Towards the development of antistaphylococcal immunotherapy
|PhD ceremony:||Mr D.G.A.M. (Danny) Koedijk|
|When:||June 21, 2017|
|Supervisor:||prof. dr. J.M. (Jan Maarten) van Dijl|
|Co-supervisor:||dr. ing. G. (Girbe) Buist|
|Where:||Academy building RUG|
|Faculty:||Medical Sciences / UMCG|
The World Health Organization predicts that infections caused by antibiotic resistant microbes will be the number one cause of deaths in 2050. Accordingly, methicillin-resistant Staphylococcus aureus (widely known as MRSA), was recently ranked 5th on the “WHO priority pathogens list” as a target for new antimicrobial therapies.

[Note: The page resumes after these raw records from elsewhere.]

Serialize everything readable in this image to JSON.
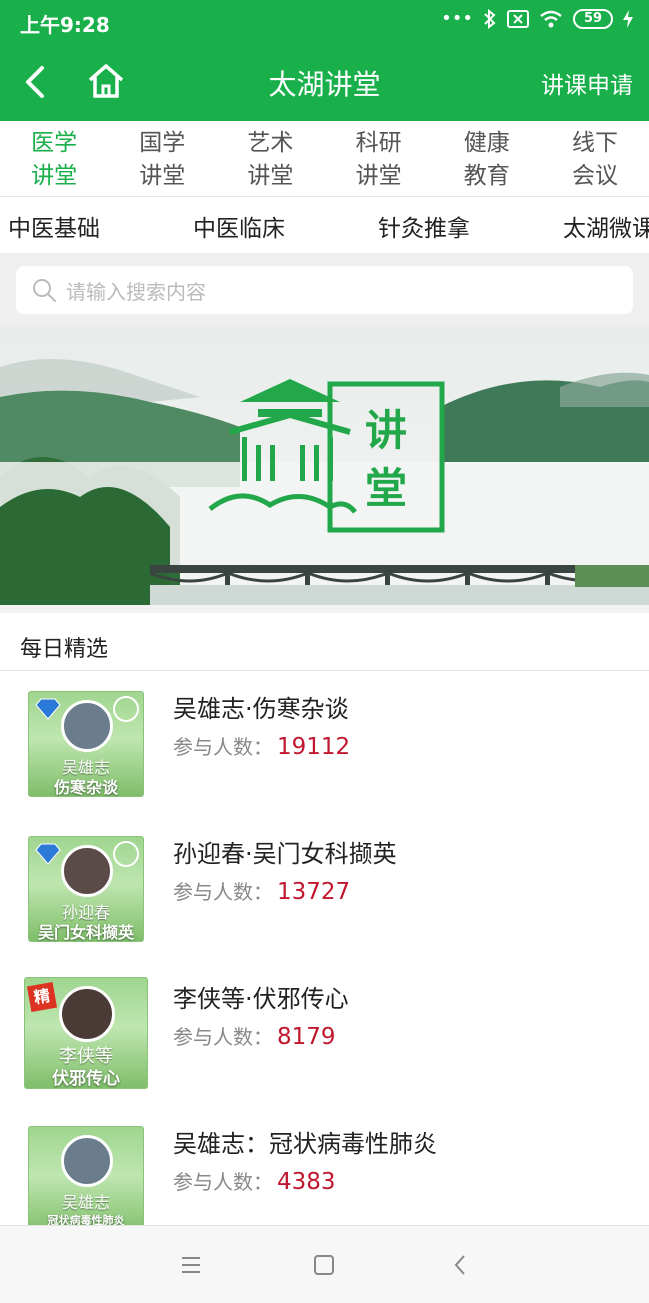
{
  "status_bar": {
    "time": "上午9:28",
    "battery": "59"
  },
  "header": {
    "title": "太湖讲堂",
    "apply_label": "讲课申请"
  },
  "category_tabs": [
    {
      "line1": "医学",
      "line2": "讲堂",
      "active": true
    },
    {
      "line1": "国学",
      "line2": "讲堂",
      "active": false
    },
    {
      "line1": "艺术",
      "line2": "讲堂",
      "active": false
    },
    {
      "line1": "科研",
      "line2": "讲堂",
      "active": false
    },
    {
      "line1": "健康",
      "line2": "教育",
      "active": false
    },
    {
      "line1": "线下",
      "line2": "会议",
      "active": false
    }
  ],
  "sub_tabs": [
    "中医基础",
    "中医临床",
    "针灸推拿",
    "太湖微课"
  ],
  "search": {
    "placeholder": "请输入搜索内容"
  },
  "banner": {
    "logo_text_1": "讲",
    "logo_text_2": "堂"
  },
  "section": {
    "title": "每日精选"
  },
  "items": [
    {
      "title": "吴雄志·伤寒杂谈",
      "stat_label": "参与人数：",
      "count": "19112",
      "thumb_name": "吴雄志",
      "thumb_topic": "伤寒杂谈"
    },
    {
      "title": "孙迎春·吴门女科撷英",
      "stat_label": "参与人数：",
      "count": "13727",
      "thumb_name": "孙迎春",
      "thumb_topic": "吴门女科撷英"
    },
    {
      "title": "李侠等·伏邪传心",
      "stat_label": "参与人数：",
      "count": "8179",
      "thumb_name": "李侠等",
      "thumb_topic": "伏邪传心",
      "badge": "精"
    },
    {
      "title": "吴雄志：冠状病毒性肺炎",
      "stat_label": "参与人数：",
      "count": "4383",
      "thumb_name": "吴雄志",
      "thumb_topic": "冠状病毒性肺炎"
    }
  ],
  "colors": {
    "brand_green": "#19b04b",
    "count_red": "#c0172f"
  }
}
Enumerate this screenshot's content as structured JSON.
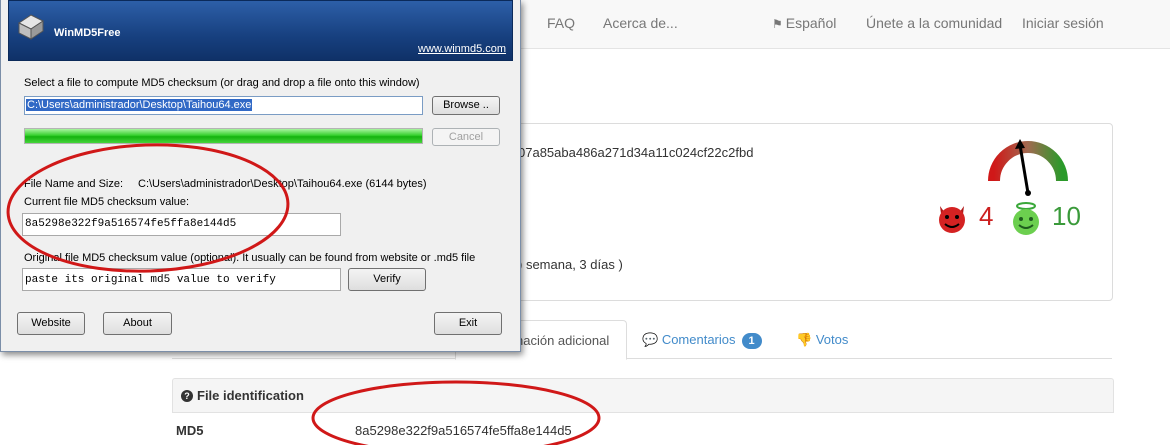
{
  "nav": {
    "faq": "FAQ",
    "about": "Acerca de...",
    "language": "Español",
    "community": "Únete a la comunidad",
    "login": "Iniciar sesión"
  },
  "file_summary": {
    "hash_fragment": "07a85aba486a271d34a11c024cf22c2fbd",
    "age_fragment": ") semana, 3 días )",
    "bad_votes": "4",
    "good_votes": "10"
  },
  "tabs": {
    "info_partial": "nación adicional",
    "comments": "Comentarios",
    "comments_count": "1",
    "votes": "Votos"
  },
  "file_identification": {
    "title": "File identification",
    "md5_label": "MD5",
    "md5_value": "8a5298e322f9a516574fe5ffa8e144d5"
  },
  "app": {
    "title": "WinMD5Free",
    "url": "www.winmd5.com",
    "select_prompt": "Select a file to compute MD5 checksum (or drag and drop a file onto this window)",
    "file_path": "C:\\Users\\administrador\\Desktop\\Taihou64.exe",
    "browse_label": "Browse ..",
    "cancel_label": "Cancel",
    "progress_fraction": 1.0,
    "file_name_size_label": "File Name and Size:",
    "file_name_size_value": "C:\\Users\\administrador\\Desktop\\Taihou64.exe (6144 bytes)",
    "current_checksum_label": "Current file MD5 checksum value:",
    "current_checksum_value": "8a5298e322f9a516574fe5ffa8e144d5",
    "original_checksum_label": "Original file MD5 checksum value (optional). It usually can be found from website or .md5 file",
    "original_checksum_placeholder": "paste its original md5 value to verify",
    "verify_label": "Verify",
    "website_label": "Website",
    "about_label": "About",
    "exit_label": "Exit"
  },
  "colors": {
    "annotation_red": "#d01818",
    "link_blue": "#428bca",
    "bad_red": "#cc2020",
    "good_green": "#3a9a3a"
  }
}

Indeed, infections by MRSA are difficult to treat, and therefore new approaches for prevention and treatment of infections caused by this pathogen are urgently needed. Possible alternatives to antibiotics are active and passive immunization approaches, where patients are either vaccinated with the inactivated pathogen or some of the pathogen’s components, or with antibodies from an appropriate donor source. The present PhD research describes a pipeline that can be applied to develop such active or passive immunization approaches to protect frail individuals against infections by MRSA. Particular attention was attributed to proteins exposed on the surface of MRSA, especially a protein named IsaA. The developed pipeline was used to produce the IsaA protein for active immunization against MRSA, and a monoclonal antibody against IsaA for passive immunization. The results show that active vaccination with pure IsaA is challenging, possibly because the immune system may recognize the wrong end of this protein. However, at least in an animal model, the anti-IsaA antibody gives partial protection against S. aureus infection. Altogether, these results show that the pipeline that was developed to purify MRSA proteins and to raise antibodies against them represents a promising step towards the development of anti-MRSA immunotherapy.